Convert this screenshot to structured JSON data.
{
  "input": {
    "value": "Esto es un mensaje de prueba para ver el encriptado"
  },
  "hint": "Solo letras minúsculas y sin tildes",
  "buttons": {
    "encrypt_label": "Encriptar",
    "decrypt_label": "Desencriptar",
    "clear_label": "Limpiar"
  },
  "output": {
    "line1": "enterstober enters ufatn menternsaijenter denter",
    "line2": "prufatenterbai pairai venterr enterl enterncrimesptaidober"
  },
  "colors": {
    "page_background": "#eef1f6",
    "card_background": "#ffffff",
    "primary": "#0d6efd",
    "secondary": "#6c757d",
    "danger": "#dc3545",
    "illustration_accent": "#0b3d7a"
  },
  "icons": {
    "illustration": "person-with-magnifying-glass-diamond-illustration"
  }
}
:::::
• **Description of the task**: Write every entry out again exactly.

• **Answer section**:
Convert this screenshot to structured JSON data.
{
  "input": {
    "value": "Esto es un mensaje de prueba para ver el encriptado"
  },
  "hint": "Solo letras minúsculas y sin tildes",
  "buttons": {
    "encrypt_label": "Encriptar",
    "decrypt_label": "Desencriptar",
    "clear_label": "Limpiar"
  },
  "output": {
    "line1": "enterstober enters ufatn menternsaijenter denter",
    "line2": "prufatenterbai pairai venterr enterl enterncrimesptaidober"
  },
  "colors": {
    "page_background": "#eef1f6",
    "card_background": "#ffffff",
    "primary": "#0d6efd",
    "secondary": "#6c757d",
    "danger": "#dc3545",
    "illustration_accent": "#0b3d7a"
  },
  "icons": {
    "illustration": "person-with-magnifying-glass-diamond-illustration"
  }
}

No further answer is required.